Daimler, Renault-Nissan Alliance Ford to develop common fuel cell system; targeting vehicles in 2017
Daimler AG, Ford Motor Company and Nissan Motor Co., Ltd., have signed a three-way agreement for the joint development of a common fuel cell system to speed up availability of zero-emission technology and significantly reduce investment costs.
The goal of the collaboration is to develop jointly a common fuel cell electric vehicle system while reducing investment costs associated with the engineering of the technology. Each company will invest equally towards the project. The strategy to maximize design commonality, leverage volume and derive efficiencies through economies of scale will help to launch the world’s first affordable, mass-market FCEVs as early as 2017. (Daimler had earlier been targeting 2015 for launch.)
Together, Daimler, Ford and Nissan have more than 60 years of cumulative experience developing FCEVs. Their FCEVs have logged more than 10 million km (6.2 million miles) in test drives around the world in customers’ hands and as part of demonstration projects in diverse conditions. The partners plan to develop a common fuel cell stack and fuel cell system that can be used by each company in the launch of highly differentiated, separately branded FCEVs.
The collaboration sends a signal to suppliers, policymakers and the industry to encourage further development of hydrogen refueling stations and other infrastructure necessary to allow the vehicles to be mass-marketed, the partners said.
The companies consider FCEVs as complementary to today’s battery-electric vehicles.
Engineering work on both the fuel cell stack and the fuel cell system will be done jointly by the three companies at several locations around the world. The partners are also studying the joint development of other FCEV components to generate even further synergies.
The collaboration across three continents and three companies will help define global specifications and component standards, an important prerequisite for achieving higher economies of scale, the companies said.
Working together will significantly help speed this technology to market at a more affordable cost to our customers. We will all benefit from this relationship as the resulting solution will be better than any one company working alone.—Raj Nair, group vice president, Global Product Development, Ford Motor Company

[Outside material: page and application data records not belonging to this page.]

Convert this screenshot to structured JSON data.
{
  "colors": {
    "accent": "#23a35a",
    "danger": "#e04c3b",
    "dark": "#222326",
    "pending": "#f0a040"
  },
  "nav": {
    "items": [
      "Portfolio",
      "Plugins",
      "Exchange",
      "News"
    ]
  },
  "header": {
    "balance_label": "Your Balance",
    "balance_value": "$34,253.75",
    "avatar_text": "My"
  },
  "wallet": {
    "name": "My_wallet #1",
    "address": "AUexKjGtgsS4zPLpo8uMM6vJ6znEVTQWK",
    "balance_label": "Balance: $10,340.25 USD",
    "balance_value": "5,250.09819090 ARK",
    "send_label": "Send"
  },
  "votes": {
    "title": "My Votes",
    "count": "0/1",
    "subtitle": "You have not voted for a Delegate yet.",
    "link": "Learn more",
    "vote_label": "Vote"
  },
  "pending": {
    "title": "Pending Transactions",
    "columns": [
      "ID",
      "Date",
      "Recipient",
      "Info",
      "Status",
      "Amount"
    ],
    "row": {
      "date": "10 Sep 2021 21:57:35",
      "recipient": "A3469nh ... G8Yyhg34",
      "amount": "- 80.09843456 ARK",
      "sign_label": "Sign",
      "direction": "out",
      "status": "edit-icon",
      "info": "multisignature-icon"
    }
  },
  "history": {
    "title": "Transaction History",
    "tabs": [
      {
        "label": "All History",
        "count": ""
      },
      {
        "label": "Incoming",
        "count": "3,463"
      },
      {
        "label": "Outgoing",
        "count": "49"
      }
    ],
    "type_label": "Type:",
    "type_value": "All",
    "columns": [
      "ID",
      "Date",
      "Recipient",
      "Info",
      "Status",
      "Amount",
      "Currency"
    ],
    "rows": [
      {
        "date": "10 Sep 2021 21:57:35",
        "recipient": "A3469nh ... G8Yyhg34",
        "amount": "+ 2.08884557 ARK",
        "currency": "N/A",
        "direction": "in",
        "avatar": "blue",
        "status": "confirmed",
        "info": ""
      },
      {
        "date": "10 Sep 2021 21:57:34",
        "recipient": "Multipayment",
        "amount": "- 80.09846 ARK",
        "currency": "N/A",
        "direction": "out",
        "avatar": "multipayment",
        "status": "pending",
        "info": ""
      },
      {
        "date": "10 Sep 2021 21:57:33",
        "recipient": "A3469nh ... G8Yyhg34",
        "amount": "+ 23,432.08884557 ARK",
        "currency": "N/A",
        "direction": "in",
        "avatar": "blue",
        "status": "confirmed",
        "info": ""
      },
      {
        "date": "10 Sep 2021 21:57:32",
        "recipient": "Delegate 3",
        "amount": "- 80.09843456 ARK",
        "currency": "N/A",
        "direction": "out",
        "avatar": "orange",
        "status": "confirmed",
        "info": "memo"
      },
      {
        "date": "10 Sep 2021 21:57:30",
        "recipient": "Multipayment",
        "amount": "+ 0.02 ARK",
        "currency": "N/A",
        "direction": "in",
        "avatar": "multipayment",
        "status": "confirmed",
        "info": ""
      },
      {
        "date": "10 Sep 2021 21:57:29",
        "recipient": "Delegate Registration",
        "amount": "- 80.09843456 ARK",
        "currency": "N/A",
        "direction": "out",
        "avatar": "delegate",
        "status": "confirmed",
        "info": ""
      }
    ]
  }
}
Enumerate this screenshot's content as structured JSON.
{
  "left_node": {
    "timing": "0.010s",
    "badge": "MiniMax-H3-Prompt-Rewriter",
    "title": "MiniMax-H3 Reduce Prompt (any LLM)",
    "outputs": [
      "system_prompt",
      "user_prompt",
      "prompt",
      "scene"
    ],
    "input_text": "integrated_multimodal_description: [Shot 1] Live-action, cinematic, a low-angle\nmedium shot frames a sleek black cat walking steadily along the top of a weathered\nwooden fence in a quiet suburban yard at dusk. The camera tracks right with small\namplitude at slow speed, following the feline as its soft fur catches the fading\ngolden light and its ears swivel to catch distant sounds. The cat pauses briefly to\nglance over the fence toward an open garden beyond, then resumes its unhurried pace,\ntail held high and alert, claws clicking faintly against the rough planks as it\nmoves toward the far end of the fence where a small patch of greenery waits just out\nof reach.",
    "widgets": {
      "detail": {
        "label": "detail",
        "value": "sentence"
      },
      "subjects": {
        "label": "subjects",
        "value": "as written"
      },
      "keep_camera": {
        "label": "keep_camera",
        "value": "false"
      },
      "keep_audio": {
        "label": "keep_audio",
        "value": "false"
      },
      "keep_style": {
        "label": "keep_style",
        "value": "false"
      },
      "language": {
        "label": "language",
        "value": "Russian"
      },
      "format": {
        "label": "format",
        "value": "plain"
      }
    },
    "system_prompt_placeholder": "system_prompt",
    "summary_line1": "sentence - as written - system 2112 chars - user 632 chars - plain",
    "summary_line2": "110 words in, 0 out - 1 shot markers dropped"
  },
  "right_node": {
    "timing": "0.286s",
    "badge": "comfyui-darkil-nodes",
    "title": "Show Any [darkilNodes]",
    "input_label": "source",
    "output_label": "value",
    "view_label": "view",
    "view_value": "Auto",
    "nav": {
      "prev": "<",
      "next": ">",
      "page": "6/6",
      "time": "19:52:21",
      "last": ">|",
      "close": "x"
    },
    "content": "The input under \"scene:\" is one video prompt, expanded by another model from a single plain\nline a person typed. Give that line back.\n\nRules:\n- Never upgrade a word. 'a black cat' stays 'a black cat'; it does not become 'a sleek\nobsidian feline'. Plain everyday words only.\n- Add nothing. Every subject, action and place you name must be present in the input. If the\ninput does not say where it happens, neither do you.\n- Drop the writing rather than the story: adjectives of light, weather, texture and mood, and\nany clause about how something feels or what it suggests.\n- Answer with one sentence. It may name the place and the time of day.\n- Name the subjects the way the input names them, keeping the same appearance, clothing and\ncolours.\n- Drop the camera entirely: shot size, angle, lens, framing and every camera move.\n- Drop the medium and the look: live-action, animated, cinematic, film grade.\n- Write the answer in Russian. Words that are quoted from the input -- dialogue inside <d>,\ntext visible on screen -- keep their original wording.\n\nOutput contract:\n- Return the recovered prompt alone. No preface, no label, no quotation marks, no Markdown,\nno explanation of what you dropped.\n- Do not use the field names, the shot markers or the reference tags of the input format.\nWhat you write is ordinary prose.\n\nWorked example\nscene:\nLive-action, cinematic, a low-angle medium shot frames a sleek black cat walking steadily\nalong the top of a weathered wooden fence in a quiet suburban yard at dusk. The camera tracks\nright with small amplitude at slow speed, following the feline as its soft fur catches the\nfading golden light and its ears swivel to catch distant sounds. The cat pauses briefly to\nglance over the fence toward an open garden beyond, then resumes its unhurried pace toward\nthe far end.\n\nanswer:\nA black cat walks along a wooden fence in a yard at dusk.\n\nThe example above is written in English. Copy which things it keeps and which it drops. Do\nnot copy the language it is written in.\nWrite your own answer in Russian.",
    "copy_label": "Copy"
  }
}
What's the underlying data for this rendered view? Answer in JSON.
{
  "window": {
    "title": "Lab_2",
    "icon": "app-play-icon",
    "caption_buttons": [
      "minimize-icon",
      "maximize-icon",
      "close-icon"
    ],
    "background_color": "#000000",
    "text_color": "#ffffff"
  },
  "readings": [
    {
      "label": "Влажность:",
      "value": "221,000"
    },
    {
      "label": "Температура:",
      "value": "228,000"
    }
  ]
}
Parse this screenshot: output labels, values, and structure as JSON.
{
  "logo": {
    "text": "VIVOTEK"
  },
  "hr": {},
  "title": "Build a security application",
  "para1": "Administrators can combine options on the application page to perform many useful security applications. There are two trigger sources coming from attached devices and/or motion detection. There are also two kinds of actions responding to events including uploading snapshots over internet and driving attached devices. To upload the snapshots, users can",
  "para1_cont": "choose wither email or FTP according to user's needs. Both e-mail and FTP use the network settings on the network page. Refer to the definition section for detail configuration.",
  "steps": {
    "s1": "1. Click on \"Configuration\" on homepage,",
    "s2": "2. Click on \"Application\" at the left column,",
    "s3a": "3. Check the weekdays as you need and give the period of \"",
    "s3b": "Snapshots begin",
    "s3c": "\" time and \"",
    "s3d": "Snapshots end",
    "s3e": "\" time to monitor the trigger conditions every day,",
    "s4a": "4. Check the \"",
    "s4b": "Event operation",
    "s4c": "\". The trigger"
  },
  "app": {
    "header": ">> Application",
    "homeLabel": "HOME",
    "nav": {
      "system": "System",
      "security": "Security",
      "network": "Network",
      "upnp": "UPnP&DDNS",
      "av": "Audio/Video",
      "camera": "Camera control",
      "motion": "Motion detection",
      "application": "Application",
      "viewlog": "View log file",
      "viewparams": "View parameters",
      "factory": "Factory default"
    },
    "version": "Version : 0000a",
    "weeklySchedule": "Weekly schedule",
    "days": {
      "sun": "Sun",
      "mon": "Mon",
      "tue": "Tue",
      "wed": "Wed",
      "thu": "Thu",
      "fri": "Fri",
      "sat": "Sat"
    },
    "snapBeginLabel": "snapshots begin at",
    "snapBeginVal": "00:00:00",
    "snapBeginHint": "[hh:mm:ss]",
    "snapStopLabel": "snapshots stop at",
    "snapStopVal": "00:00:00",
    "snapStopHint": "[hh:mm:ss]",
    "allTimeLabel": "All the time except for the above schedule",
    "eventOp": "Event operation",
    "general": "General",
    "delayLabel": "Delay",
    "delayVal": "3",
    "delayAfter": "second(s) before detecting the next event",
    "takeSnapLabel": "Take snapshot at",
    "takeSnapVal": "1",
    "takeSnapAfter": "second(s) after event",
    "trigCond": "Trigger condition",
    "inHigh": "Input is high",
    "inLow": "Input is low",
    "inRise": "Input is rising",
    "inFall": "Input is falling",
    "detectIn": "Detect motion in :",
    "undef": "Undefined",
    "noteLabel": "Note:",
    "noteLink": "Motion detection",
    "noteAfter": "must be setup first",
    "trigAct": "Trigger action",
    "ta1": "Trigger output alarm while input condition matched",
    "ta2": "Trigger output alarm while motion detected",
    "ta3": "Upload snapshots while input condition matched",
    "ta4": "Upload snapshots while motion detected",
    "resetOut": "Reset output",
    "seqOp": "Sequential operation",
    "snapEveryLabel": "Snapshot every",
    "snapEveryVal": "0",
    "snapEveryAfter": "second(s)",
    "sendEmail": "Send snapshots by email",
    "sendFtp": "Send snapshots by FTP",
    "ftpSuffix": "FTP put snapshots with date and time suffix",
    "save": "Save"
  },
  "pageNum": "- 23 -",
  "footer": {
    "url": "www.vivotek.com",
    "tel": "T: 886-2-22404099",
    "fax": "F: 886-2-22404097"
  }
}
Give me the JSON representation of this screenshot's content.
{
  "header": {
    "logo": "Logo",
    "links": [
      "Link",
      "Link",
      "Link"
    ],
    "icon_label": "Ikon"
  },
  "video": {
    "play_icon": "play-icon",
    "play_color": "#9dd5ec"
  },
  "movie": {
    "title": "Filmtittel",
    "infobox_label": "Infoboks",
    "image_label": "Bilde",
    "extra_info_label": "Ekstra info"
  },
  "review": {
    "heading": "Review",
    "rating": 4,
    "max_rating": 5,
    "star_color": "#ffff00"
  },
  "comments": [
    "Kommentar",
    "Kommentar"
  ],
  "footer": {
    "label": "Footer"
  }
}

Last week, BMW Group and Toyota Motor Corporation (TMC) also signed binding agreements aimed at long-term collaboration between the two companies for the joint development of a hydrogen fuel cell system as well as joint development of architecture and components for a sports vehicle; and joint research and development of lightweight technologies. (Earlier post.)